Exercise aim.
Report back each line of the records that contains the string "theweb".

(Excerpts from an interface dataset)
· · · · · · ·
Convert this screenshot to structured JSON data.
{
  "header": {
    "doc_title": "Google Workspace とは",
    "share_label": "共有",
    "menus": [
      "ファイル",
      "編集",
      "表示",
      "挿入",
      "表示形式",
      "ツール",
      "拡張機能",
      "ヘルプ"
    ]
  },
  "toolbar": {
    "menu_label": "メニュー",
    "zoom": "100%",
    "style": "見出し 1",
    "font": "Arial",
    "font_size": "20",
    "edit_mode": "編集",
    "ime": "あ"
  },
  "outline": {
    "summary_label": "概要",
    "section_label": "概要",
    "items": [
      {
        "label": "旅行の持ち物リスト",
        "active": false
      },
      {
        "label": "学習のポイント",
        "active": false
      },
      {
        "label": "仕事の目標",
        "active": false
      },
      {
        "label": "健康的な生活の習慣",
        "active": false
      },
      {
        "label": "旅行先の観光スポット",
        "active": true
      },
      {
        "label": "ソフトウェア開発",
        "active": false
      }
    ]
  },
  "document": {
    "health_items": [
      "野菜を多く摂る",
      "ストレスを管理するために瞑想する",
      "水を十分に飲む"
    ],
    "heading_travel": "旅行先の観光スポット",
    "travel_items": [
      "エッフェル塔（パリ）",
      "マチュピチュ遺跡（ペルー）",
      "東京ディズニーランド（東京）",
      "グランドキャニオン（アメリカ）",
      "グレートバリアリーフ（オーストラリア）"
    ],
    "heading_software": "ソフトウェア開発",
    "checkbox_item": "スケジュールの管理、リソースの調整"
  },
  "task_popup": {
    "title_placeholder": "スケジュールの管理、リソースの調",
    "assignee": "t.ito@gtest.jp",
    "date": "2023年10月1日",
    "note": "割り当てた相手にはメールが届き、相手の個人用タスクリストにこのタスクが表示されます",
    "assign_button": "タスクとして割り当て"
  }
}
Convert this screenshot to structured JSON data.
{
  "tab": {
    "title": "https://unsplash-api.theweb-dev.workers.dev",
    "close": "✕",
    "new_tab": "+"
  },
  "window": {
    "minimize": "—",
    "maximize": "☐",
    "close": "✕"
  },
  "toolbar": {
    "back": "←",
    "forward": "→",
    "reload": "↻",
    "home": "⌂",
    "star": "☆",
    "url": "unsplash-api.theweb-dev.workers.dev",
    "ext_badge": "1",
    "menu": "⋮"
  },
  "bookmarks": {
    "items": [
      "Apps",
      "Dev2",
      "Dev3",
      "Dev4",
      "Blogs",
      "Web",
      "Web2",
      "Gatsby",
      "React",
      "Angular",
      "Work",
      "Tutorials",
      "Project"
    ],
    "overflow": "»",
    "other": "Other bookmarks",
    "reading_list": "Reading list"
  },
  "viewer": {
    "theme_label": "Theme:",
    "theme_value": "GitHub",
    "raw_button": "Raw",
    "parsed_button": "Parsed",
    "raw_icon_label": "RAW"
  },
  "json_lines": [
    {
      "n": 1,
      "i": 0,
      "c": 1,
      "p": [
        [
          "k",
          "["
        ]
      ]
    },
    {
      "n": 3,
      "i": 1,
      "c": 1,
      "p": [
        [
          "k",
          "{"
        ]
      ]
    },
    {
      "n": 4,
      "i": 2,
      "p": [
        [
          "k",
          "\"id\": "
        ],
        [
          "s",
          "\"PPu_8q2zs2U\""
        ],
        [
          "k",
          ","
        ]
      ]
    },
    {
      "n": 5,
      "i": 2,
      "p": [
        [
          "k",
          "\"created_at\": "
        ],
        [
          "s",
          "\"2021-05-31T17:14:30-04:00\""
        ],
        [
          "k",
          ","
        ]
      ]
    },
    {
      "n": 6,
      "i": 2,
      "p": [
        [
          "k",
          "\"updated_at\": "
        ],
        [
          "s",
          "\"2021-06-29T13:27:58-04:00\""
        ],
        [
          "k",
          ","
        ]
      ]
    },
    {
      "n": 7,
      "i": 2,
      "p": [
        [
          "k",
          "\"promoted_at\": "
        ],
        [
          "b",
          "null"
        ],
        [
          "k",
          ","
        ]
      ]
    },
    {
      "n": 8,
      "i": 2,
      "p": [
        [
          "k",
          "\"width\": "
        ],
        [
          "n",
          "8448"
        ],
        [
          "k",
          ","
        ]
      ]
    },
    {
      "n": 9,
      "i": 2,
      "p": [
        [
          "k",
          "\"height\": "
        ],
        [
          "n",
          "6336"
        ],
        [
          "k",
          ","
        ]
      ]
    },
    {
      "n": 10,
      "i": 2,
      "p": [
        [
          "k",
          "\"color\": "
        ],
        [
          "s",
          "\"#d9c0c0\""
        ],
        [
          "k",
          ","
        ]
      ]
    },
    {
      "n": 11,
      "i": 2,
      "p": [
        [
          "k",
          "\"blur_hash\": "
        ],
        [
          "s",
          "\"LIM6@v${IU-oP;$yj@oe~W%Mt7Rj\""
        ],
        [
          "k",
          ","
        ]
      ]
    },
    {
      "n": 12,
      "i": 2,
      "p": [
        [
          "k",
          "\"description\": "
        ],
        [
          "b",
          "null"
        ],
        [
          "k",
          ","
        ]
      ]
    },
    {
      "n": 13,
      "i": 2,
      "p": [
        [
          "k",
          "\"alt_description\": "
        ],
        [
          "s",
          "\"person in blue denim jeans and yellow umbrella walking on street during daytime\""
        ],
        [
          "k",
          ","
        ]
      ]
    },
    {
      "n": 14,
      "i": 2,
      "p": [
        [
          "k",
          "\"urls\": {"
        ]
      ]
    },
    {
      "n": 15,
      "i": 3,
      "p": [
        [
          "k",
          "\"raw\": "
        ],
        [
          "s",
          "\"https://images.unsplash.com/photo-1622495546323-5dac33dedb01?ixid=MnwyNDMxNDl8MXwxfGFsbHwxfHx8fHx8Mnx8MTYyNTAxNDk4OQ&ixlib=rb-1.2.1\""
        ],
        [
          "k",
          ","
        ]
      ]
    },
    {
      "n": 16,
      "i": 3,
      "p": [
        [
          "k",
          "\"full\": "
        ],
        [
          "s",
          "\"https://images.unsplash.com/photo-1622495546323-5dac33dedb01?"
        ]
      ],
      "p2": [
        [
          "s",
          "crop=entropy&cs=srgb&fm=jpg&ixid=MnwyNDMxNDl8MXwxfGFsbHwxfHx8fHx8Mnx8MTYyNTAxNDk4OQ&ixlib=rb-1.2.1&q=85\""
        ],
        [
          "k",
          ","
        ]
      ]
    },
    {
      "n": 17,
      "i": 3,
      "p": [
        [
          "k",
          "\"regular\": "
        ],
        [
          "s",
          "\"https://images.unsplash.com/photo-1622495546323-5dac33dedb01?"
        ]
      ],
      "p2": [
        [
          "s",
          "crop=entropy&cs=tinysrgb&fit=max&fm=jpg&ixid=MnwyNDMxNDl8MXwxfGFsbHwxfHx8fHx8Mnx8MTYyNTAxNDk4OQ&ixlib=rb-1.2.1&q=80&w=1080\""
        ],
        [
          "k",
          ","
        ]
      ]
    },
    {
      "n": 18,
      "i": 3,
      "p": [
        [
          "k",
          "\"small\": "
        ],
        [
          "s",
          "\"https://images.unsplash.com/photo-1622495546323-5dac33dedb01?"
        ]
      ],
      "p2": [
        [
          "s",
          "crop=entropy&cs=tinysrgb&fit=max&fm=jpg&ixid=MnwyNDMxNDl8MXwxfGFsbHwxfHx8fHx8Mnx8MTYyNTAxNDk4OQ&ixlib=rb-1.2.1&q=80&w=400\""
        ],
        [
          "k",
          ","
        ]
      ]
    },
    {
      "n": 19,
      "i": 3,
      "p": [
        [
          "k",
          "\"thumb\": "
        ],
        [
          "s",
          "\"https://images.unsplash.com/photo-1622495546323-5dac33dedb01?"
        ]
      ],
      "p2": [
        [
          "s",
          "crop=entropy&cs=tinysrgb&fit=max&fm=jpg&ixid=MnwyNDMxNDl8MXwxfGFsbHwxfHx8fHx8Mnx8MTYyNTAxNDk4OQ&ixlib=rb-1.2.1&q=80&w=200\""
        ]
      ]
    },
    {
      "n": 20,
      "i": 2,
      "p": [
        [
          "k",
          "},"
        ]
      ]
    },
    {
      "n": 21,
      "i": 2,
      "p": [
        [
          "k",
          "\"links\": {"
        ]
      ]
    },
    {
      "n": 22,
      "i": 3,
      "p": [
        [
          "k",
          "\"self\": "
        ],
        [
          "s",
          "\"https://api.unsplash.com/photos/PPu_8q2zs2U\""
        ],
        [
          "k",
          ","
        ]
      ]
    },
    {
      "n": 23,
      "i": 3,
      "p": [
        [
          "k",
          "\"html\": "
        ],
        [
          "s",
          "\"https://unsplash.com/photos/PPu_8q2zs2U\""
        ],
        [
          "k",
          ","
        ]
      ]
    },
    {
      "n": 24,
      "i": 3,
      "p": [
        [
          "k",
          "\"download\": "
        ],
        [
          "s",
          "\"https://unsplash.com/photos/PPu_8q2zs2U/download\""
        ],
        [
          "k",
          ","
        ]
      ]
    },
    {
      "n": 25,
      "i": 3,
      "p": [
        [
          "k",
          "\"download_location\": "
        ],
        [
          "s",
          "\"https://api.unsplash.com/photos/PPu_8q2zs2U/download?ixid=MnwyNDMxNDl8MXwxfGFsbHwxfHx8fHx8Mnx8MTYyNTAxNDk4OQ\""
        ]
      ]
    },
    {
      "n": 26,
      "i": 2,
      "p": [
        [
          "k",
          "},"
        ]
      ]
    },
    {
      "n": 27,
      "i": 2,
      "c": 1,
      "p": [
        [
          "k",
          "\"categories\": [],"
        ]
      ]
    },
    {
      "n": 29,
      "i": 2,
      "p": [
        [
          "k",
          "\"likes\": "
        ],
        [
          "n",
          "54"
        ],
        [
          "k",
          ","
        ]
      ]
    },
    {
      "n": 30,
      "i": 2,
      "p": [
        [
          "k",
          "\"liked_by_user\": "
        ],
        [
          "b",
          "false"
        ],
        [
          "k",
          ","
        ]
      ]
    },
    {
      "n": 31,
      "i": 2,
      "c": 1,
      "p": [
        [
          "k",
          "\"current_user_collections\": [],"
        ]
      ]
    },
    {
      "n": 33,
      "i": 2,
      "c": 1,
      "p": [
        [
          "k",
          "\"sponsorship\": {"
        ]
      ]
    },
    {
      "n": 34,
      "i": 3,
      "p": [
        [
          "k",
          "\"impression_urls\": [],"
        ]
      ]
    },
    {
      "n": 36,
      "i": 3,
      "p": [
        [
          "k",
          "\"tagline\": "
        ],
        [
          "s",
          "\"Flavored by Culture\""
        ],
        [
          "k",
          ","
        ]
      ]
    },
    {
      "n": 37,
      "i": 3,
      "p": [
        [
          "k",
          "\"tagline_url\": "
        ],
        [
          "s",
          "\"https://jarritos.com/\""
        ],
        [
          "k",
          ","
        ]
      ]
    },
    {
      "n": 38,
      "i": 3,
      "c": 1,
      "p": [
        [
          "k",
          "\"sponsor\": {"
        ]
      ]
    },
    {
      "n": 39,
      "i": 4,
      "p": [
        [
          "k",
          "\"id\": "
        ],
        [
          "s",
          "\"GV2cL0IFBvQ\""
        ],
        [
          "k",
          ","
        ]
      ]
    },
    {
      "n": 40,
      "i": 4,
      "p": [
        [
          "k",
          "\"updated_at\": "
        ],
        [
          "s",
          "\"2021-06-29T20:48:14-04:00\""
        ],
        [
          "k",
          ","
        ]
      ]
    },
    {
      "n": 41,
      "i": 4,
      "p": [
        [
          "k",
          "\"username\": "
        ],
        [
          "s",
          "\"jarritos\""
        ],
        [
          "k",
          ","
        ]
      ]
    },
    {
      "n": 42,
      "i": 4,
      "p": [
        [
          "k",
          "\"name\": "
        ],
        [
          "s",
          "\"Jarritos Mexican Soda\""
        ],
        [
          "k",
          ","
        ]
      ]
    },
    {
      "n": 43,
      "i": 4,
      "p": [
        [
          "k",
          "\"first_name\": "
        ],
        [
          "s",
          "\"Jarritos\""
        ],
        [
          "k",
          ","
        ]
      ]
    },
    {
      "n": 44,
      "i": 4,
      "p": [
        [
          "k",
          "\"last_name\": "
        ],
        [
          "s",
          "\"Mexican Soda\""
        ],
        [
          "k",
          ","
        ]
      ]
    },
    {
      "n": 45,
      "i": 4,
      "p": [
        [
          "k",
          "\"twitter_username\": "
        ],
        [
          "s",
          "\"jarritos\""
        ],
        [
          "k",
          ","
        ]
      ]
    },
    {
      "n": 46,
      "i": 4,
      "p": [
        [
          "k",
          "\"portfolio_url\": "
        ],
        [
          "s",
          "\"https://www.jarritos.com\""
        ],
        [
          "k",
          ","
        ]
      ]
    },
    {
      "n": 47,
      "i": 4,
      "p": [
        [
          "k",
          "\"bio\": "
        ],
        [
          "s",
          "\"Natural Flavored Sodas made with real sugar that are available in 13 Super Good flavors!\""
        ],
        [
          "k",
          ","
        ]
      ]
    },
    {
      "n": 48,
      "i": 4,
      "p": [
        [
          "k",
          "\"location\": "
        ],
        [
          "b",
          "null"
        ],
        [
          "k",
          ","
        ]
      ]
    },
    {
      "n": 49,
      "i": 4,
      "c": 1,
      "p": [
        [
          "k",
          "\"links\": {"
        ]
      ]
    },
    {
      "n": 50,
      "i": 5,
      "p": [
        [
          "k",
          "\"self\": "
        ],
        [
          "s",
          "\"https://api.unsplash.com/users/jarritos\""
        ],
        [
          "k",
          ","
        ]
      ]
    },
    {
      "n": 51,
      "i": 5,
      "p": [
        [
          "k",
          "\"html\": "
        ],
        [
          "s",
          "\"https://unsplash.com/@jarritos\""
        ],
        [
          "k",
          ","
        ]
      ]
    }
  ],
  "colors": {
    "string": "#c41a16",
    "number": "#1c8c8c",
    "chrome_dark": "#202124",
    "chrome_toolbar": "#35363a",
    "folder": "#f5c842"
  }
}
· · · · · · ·
Written solution.
    "title": "https://unsplash-api.theweb-dev.workers.dev",
    "url": "unsplash-api.theweb-dev.workers.dev",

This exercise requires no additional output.